  28. And to be somewhat uncharacteristically on topic: Glass is one of the very few movies I walked out on, IIRC at about the point where Shyamalan explains the obscure, niche comics concept of a climactic third act battle between the hero and the villain. You can’t subvert stuff if you only have an extremely superficial understanding of…jesus, not just your subject, but storytelling in general.
    It is fucking dire and a constant insult to the audience’s intelligence and the best thing I can say about the two thirds I did watch it is that it’s a joyless slog that happens to have McAvoy and Samuel Jackson being a lot of fun in it. Unbreakable, warts and all, is probably my favorite superhero movie and Split was a huge amount of fun.

  29. I’m afraid I’m not familiar with the work of Paul Tremblay, but I personally don’t want Shyamalan to ever lose his “arguably” delusional self-confidence. Sorry if a beloved book is a victim though, maybe it’ll be a TV series in a few years.

  30. So…for all the shit he gets, and some of it’s warranted and justified, Shyamalan is a film-maker I consistently admire even as his films fluctuate wildly in their ability to entertain and engage me. He’s an auteur in the truest sense that, like Tarantino, Wes Anderson and Michael Bay his movies are his alone, bearing his unique filmic signature, whether you dig them or not is besides the point.

    And so, KNOCK AT THE CABIN, which I just caught, is once again every inch a Shyamalan flick, from the measured pacing to the shots held and some expertly crafted scenes of genuine suspense, but, like OLD, the journey proves far more interesting than the destination. I haven’t read the book, so am unsure if the [REDACTED] Allegories were as heavy handed there as it is in this movie, which for me made the ending a little less impactful. But it’s still worth a watch. And a special shout out to Bautista, who’s shaping up to be a most interesting and fascinating screen presence.

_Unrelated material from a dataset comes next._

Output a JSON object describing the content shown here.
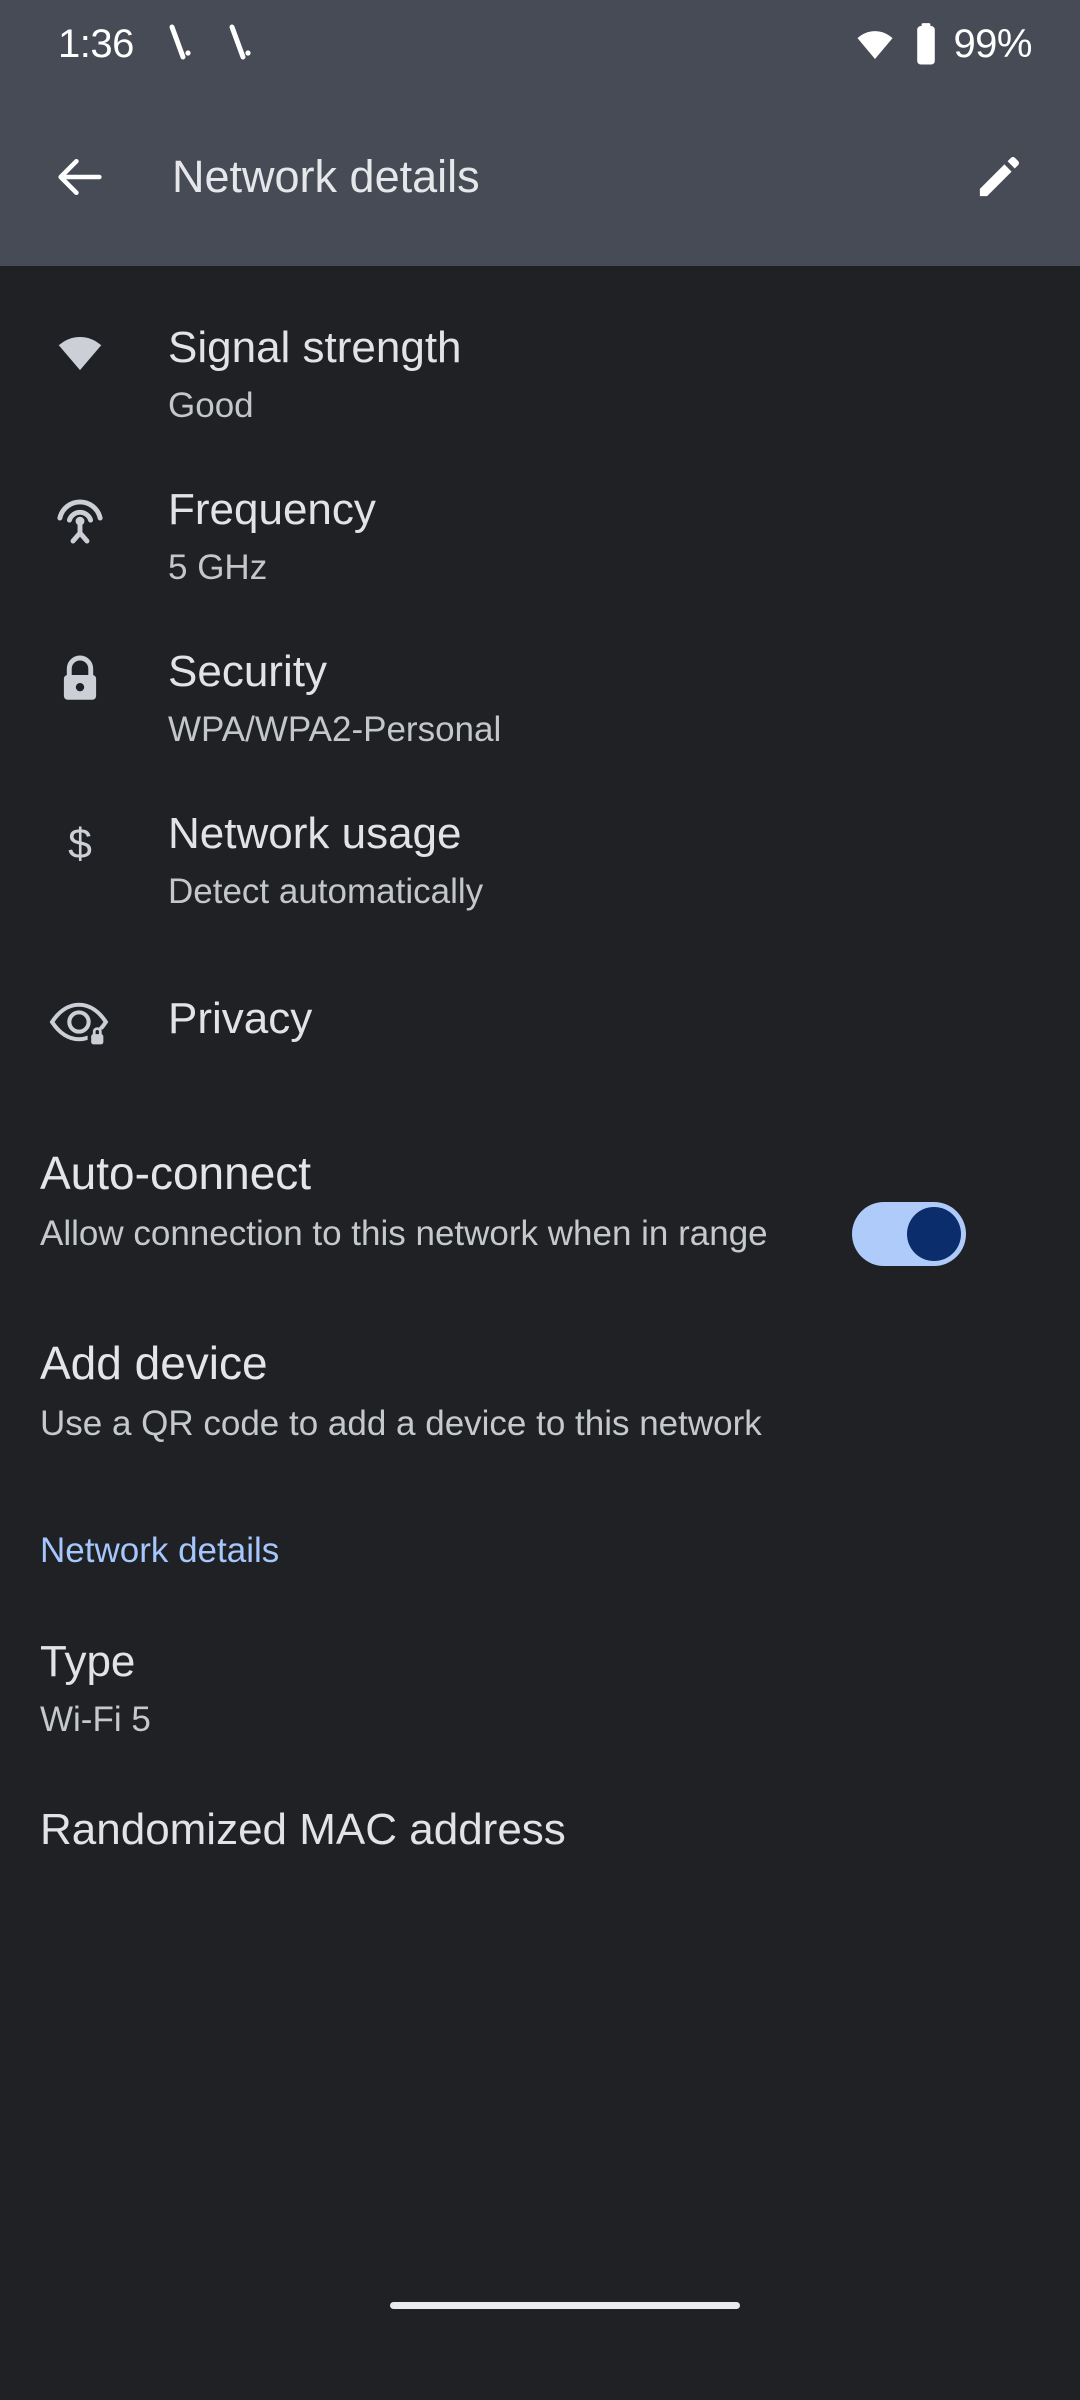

  31. I’d agree with this. I’ve enjoyed aspects of all of his movies, except possibly this one (Glass, now Knock, which I haven’t seen yet.)
    I can’t imagine Shyamalan would have stuck with the end of the book, which is just too brutal and depressing for his style. About the allegories… I’m not sure the ones on the film will be the same ones as in the book. Shyamalan’s always had an interest in religious beliefs, whereas the book was (the way I read it) about more general beliefs, specifically political. Let me put it this way, I don’t think it would have been written before Trump’s term in office. From the reviews I’ve skimmed, the film is a bit more metaphysical.

    But I really want to watch it. The book kicks ass, and the reviews I’ve read of the adaptation have me cautiously optimistic.

  32. Finally got to see KNOCK AT THE CABIN, and yeah, I liked it a lot; Thought it was the best thing Shyamalan’s done in a really long time (I like SPLIT, but it’s a very silly movie.) A really well-made thriller, with an original premise and some out-there ideas (I liked the apologetic home invasion angle,) some great acting and Shyamalan’s formal mastery (a couple Dutch angles notwithstanding.)

    I think this is a great example of a good book adaptation that nonetheless changes a lot – the first two thirds are extremely faithful (most of the dialog is taken verbatim from the novel.) There’s two big differences – the tone (the book is motherfucking brutal, but I guess it’s understandable they would tone it down for a mainstream-ish movie) and the whole third act (which is pure Shyamalan.)


    I vastly prefer the book’s ending, but what Shyamalan’s ending ties into his own interests in making meaning out of fate and that there’s a plan for us – this goes back to UNBREAKABLE and SIGNS, and it’s popped up on several of his movies. So he took the novel and made it his own to wrangle ideas that are dear to him. I really really respect that, and honestly I’d prefer this to a faithful-to-the-letter adaptation that doesn’t feel as personal.
    It also plays a neat trick on people who’ve read the novel, mining a ridiculous amount of tension out of an event that won’t ever happen. Well played.

    @Kaykay – yes, the movie is much more on-the-nose with its allegories than the novel.

Leave a Reply

XHTML: You can use: <a href="" title=""> <abbr title=""> <acronym title=""> <b> <blockquote cite=""> <cite> <code> <del datetime=""> <em> <i> <q cite=""> <s> <strike> <strong>